Jumana Saleheen: The trajectories for the euro area and the United Kingdom economies have played out largely as we envisioned in the Vanguard Economic and Market Outlook for 2023. High inflation has required higher central bank policy interest rates and has constrained growth.
What has surprised us is the degree of resilience we’ve seen, especially in the labor markets and inflation. Inflation has been stickier than we expected and has required the European Central Bank and the Bank of England to raise policy interest rates higher than we had anticipated.
Inflation has been especially sticky in the United Kingdom. Headline inflation appears to have peaked now, despite troubling high food prices, but core inflation has continued to rise higher, driven by persistently strong demand for services amid relatively high wage growth.
In the euro area, the war in Ukraine sent energy prices soaring last year. That has taken a toll on the region, sending the euro area into recession in the first quarter of 2023. However, the fall in natural gas prices since the start of this year to levels seen around 18 months ago has been welcome news. It has boosted optimism and resilience in the near-term economic outlook for both the euro area and the U.K.
But the inflation challenges remain, and the interest rate increases required to get inflation back to target are likely to weigh on growth from this point onwards. We don’t anticipate interest rate cuts until well into 2024 in either the euro area or the U.K.
And that’s because it takes time for those higher interest rates to effectively reduce demand by limiting the amount of money and credit in an economy. In areas including the U.K. mortgage market, this transmission is taking longer than in previous cycles. But make no mistake, the transmission of monetary policy is happening slowly but surely.

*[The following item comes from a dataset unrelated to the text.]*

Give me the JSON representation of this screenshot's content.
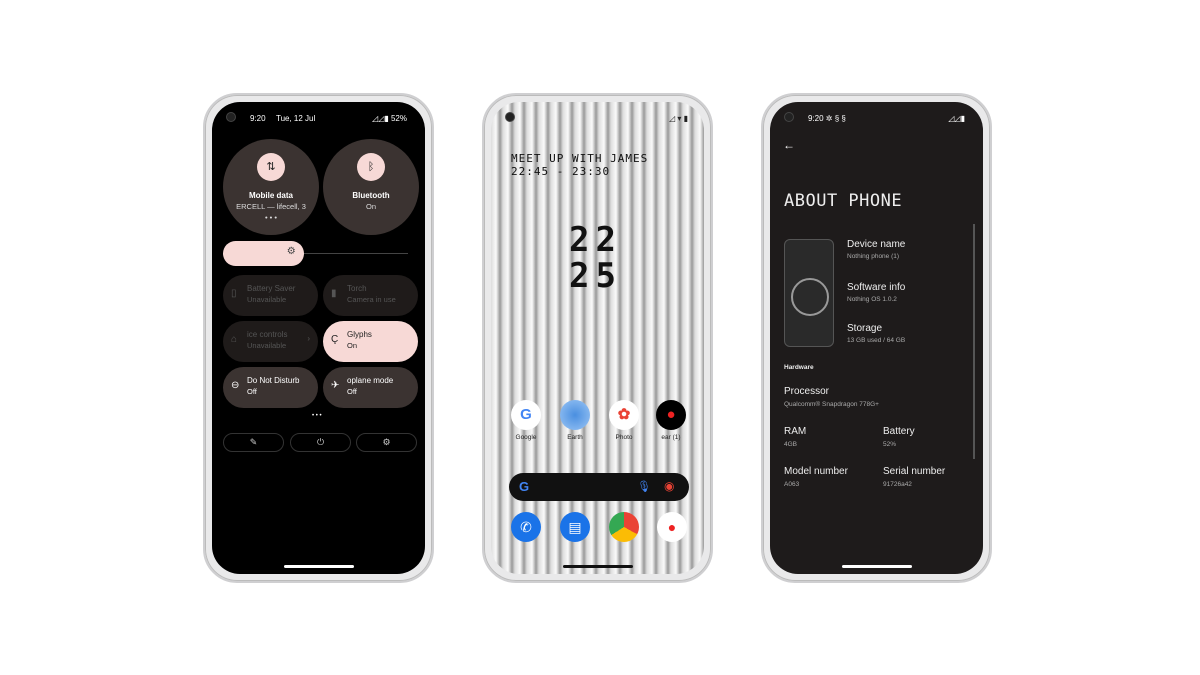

Labor markets are starting to show signs of loosening across Europe.
The inflation outlook brightens through 2024. We see both headline and core inflation falling back towards ECB and Bank of England target levels, allowing for a loosening of interest rates and supporting a modest pickup in growth.